LISTED RECORDS —
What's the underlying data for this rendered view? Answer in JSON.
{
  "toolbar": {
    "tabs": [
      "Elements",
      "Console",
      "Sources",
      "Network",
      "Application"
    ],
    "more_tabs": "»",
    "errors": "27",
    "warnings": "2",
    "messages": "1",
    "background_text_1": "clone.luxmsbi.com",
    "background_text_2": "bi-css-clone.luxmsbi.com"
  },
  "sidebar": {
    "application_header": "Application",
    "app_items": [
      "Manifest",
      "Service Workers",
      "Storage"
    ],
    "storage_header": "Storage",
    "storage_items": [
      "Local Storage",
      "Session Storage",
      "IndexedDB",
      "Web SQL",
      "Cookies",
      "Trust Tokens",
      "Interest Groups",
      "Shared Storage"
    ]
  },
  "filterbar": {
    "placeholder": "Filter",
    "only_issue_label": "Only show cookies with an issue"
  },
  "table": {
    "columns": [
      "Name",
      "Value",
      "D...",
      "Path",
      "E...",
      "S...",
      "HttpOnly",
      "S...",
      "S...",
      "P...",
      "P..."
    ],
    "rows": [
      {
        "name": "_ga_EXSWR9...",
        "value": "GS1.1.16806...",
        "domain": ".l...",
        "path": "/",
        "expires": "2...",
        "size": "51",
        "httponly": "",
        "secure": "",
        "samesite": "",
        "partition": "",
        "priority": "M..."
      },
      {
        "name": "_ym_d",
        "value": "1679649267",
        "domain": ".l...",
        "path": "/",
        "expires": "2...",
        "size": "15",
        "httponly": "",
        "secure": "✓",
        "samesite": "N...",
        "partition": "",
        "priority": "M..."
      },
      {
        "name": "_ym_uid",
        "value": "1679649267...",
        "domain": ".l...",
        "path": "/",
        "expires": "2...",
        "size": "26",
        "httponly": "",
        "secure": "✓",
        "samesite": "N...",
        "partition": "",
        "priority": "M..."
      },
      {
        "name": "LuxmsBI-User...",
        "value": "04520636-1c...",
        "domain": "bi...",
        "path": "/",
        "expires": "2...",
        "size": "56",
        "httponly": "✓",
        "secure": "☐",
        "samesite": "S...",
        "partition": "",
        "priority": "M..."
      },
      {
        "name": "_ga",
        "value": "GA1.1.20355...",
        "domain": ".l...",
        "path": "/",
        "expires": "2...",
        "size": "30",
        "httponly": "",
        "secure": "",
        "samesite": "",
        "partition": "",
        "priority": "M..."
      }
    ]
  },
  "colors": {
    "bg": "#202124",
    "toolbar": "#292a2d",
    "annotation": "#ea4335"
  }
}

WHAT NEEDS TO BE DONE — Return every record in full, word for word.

FINAL ANSWER —
What's the underlying data for this rendered view? Answer in JSON.
{
  "toolbar": {
    "tabs": [
      "Elements",
      "Console",
      "Sources",
      "Network",
      "Application"
    ],
    "more_tabs": "»",
    "errors": "27",
    "warnings": "2",
    "messages": "1",
    "background_text_1": "clone.luxmsbi.com",
    "background_text_2": "bi-css-clone.luxmsbi.com"
  },
  "sidebar": {
    "application_header": "Application",
    "app_items": [
      "Manifest",
      "Service Workers",
      "Storage"
    ],
    "storage_header": "Storage",
    "storage_items": [
      "Local Storage",
      "Session Storage",
      "IndexedDB",
      "Web SQL",
      "Cookies",
      "Trust Tokens",
      "Interest Groups",
      "Shared Storage"
    ]
  },
  "filterbar": {
    "placeholder": "Filter",
    "only_issue_label": "Only show cookies with an issue"
  },
  "table": {
    "columns": [
      "Name",
      "Value",
      "D...",
      "Path",
      "E...",
      "S...",
      "HttpOnly",
      "S...",
      "S...",
      "P...",
      "P..."
    ],
    "rows": [
      {
        "name": "_ga_EXSWR9...",
        "value": "GS1.1.16806...",
        "domain": ".l...",
        "path": "/",
        "expires": "2...",
        "size": "51",
        "httponly": "",
        "secure": "",
        "samesite": "",
        "partition": "",
        "priority": "M..."
      },
      {
        "name": "_ym_d",
        "value": "1679649267",
        "domain": ".l...",
        "path": "/",
        "expires": "2...",
        "size": "15",
        "httponly": "",
        "secure": "✓",
        "samesite": "N...",
        "partition": "",
        "priority": "M..."
      },
      {
        "name": "_ym_uid",
        "value": "1679649267...",
        "domain": ".l...",
        "path": "/",
        "expires": "2...",
        "size": "26",
        "httponly": "",
        "secure": "✓",
        "samesite": "N...",
        "partition": "",
        "priority": "M..."
      },
      {
        "name": "LuxmsBI-User...",
        "value": "04520636-1c...",
        "domain": "bi...",
        "path": "/",
        "expires": "2...",
        "size": "56",
        "httponly": "✓",
        "secure": "☐",
        "samesite": "S...",
        "partition": "",
        "priority": "M..."
      },
      {
        "name": "_ga",
        "value": "GA1.1.20355...",
        "domain": ".l...",
        "path": "/",
        "expires": "2...",
        "size": "30",
        "httponly": "",
        "secure": "",
        "samesite": "",
        "partition": "",
        "priority": "M..."
      }
    ]
  },
  "colors": {
    "bg": "#202124",
    "toolbar": "#292a2d",
    "annotation": "#ea4335"
  }
}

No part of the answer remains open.